Publication Type: Peer Reviewed Journal
Publication Acceptance Date: 6/22/2012
Publication Date: 8/7/2012
Citation: Sessa, D.J., Cheng, H.N., Kim, S., Selling, G.W., Biswas, A. 2012. Zein-based polymers formed by modifications with isocyanates. Industrial Crops and Products. 43(1):106-113.
Interpretive Summary: Production of bioplastics in 2011 will top one million tons in 2011 and will double in size by 2015 according to the European Bioplastics Industry. Zein, a protein co-product of the ethanol industry, has great potential for use in the bioplastics industry. Reaction of zein with isocyanates to generate bioplastics is a relatively new area of research. Our current investigation explores the reactivity of isocyanates and diisocyanates with the zein's many potential reactive sites to derive products with improved water resistance. The complex reaction chemistries involved were explored using various analytical techniques providing information basic to the construction of new polymer composites for the industrial market place. Our research findings to derive zein-based polymers will not only benefit the farmer and corn ethanol industry but also the multi-billion dollar thermoplastics industries.

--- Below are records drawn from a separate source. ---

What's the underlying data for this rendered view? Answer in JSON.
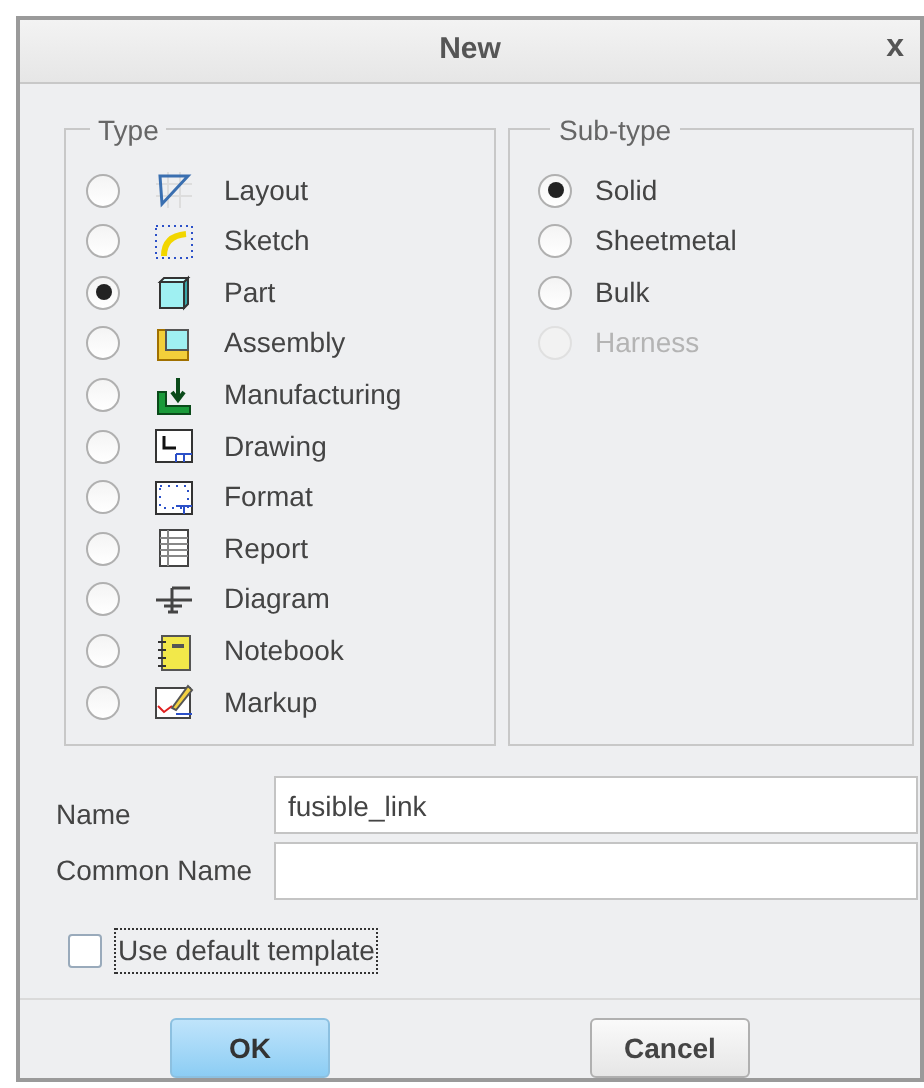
{
  "window": {
    "title": "New",
    "close": "x"
  },
  "type_group": {
    "title": "Type",
    "items": [
      {
        "label": "Layout",
        "selected": false
      },
      {
        "label": "Sketch",
        "selected": false
      },
      {
        "label": "Part",
        "selected": true
      },
      {
        "label": "Assembly",
        "selected": false
      },
      {
        "label": "Manufacturing",
        "selected": false
      },
      {
        "label": "Drawing",
        "selected": false
      },
      {
        "label": "Format",
        "selected": false
      },
      {
        "label": "Report",
        "selected": false
      },
      {
        "label": "Diagram",
        "selected": false
      },
      {
        "label": "Notebook",
        "selected": false
      },
      {
        "label": "Markup",
        "selected": false
      }
    ]
  },
  "subtype_group": {
    "title": "Sub-type",
    "items": [
      {
        "label": "Solid",
        "selected": true,
        "disabled": false
      },
      {
        "label": "Sheetmetal",
        "selected": false,
        "disabled": false
      },
      {
        "label": "Bulk",
        "selected": false,
        "disabled": false
      },
      {
        "label": "Harness",
        "selected": false,
        "disabled": true
      }
    ]
  },
  "fields": [
    {
      "label": "Name",
      "value": "fusible_link"
    },
    {
      "label": "Common Name"
    }
  ],
  "template_checkbox": {
    "label": "Use default template",
    "checked": false,
    "focused": true
  },
  "buttons": [
    {
      "label": "OK",
      "default": true
    },
    {
      "label": "Cancel",
      "default": false
    }
  ]
}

Technical Abstract: Zein is a prolamine protein found in corn and a promising industrial bioplastic. However, for zein to reach its full commercial potential, research must find ways to overcome two main problems: its relatively high cost and its poor resistance to water. In this work, we have modified zein with several isocyanates and diisocyanates. The major reaction pathways have been identified with the help of NMR. For all the isocyanates employed, the surface free energy of the modified zein has decreased, indicating decreased hydrophilicity. The moisture uptake also appears to decrease with isocyanate modification. As expected, the reaction with diisocyanate partly increases the molecular weight of zein. DSC data show single glass transition temperatures in all cases. The mechanical properties of modified zein are either similar to unmodified zein or reduced in some cases. An attempt has also been made to carry out isocyanate reactions on the surface of zein films.